Lloyds Club, established in 1920, took over and refurbished the property in 2009. Once the site of the residence of the Ambassador of France when the Court of King James was based at the Tower of London, it was redeveloped in the early 18th century and has survived with its interiors reasonably intact.
The Club runs a varied arts programme across the three main levels of the house, organised in collaboration with internationally-recognised galleries, artists and curators. Last week it was reflecting the Latin American theme which has been running through London this summer with the closing of the group exhibition of colonial and contemporary painting and sculpture, “Conscientia: Latin American Consciousness”, curated by Art at Lloyds’ Programme Manager Lavinia Freitas and Braziliality Founder Alicia Bastos.
Showing works in a variety of styles and media, the exhibition included a selection of colonial art and contemporary works by Beatriz Milhazes, Carlos Cruz-Diez, Cipriano Martinez, Emilia Sunyer, Jaime Gili, Hen Coleman, Jakeline Londono, Laura Belém, Maria de Lima, Oscar Santillan, Pato Bosich, Pablo Ferreti, Raquel Schembri, Ricardo Rendón, Rivane Neuenschwander, Santiago Montoya, Sylvia Morgado and Yara Tupynambá.
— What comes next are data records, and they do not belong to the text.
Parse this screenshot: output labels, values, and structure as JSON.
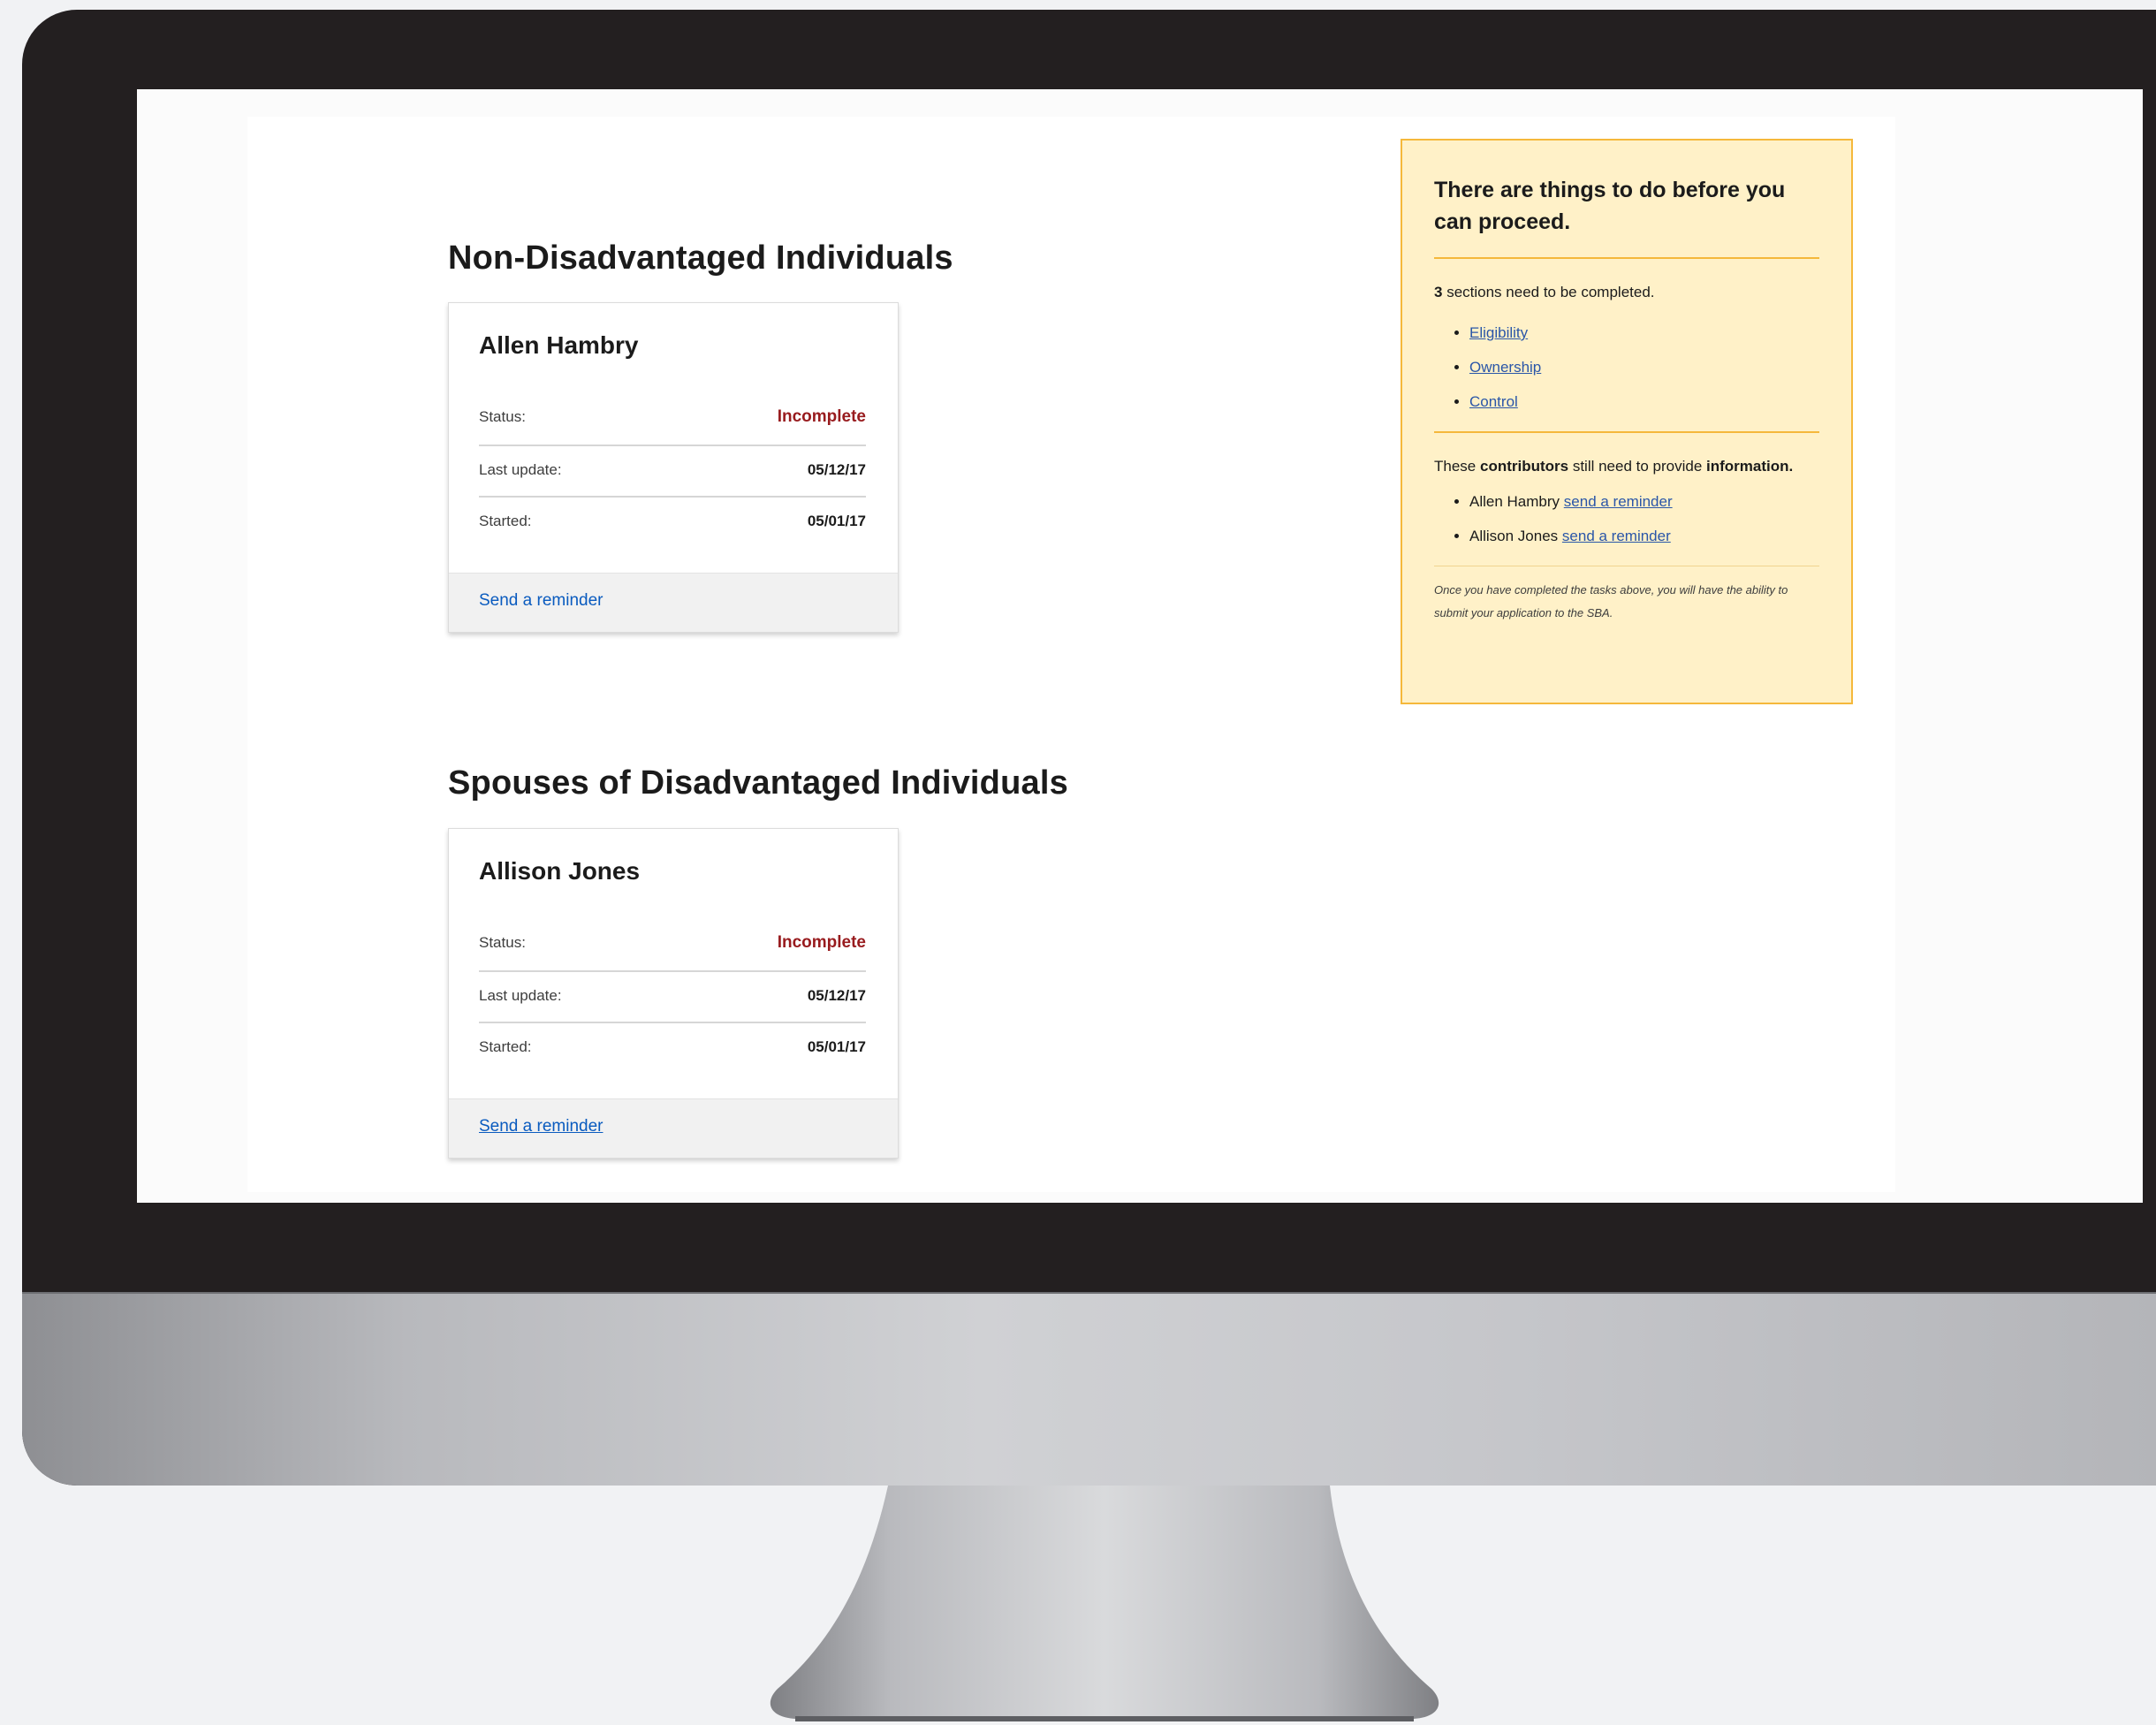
{
  "sections": [
    {
      "title": "Non-Disadvantaged Individuals",
      "card": {
        "name": "Allen Hambry",
        "status_label": "Status:",
        "status_value": "Incomplete",
        "last_update_label": "Last update:",
        "last_update_value": "05/12/17",
        "started_label": "Started:",
        "started_value": "05/01/17",
        "reminder_link": "Send a reminder"
      }
    },
    {
      "title": "Spouses of Disadvantaged Individuals",
      "card": {
        "name": "Allison Jones",
        "status_label": "Status:",
        "status_value": "Incomplete",
        "last_update_label": "Last update:",
        "last_update_value": "05/12/17",
        "started_label": "Started:",
        "started_value": "05/01/17",
        "reminder_link": "Send a reminder"
      }
    }
  ],
  "alert": {
    "title": "There are things to do before you can proceed.",
    "sections_count": "3",
    "sections_text": " sections need to be completed.",
    "section_links": [
      "Eligibility",
      "Ownership",
      "Control"
    ],
    "contributors_prefix": "These ",
    "contributors_bold": "contributors",
    "contributors_suffix": " still need to provide ",
    "contributors_bold2": "information.",
    "contributors": [
      {
        "name": "Allen Hambry",
        "link": "send a reminder"
      },
      {
        "name": "Allison Jones",
        "link": "send a reminder"
      }
    ],
    "note": "Once you have completed the tasks above, you will have the ability to submit your application to the SBA."
  },
  "colors": {
    "status_incomplete": "#981b1e",
    "link": "#0a5bbf",
    "alert_bg": "#fff1c8",
    "alert_border": "#f5b83b",
    "bezel": "#231f20"
  }
}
This week the Club will host the opening of The Young Masters Art Prize, an international prize which for outstanding contemporary artists who “pay homage to the skill and traditions of the past”. Young Masters is a not-for-profit initiative of The Cynthia Corbett Gallery.
The exhibition at The Lloyds Club, curated by R/E Collective, features the 30 artists shortlisted for the 2014 edition of the Prize, alongside guest artist and winner of the Young Masters Art Prize 2012, Lottie Davies. This year also sees the launch of the Young Masters Maylis Grand Ceramics Prize to a young artist who similarly creates ceramic work that in a way that builds on the skills and techniques of the past.
The Lloyds Club is a great historic venue for these art shows, located in the heart of the City of London.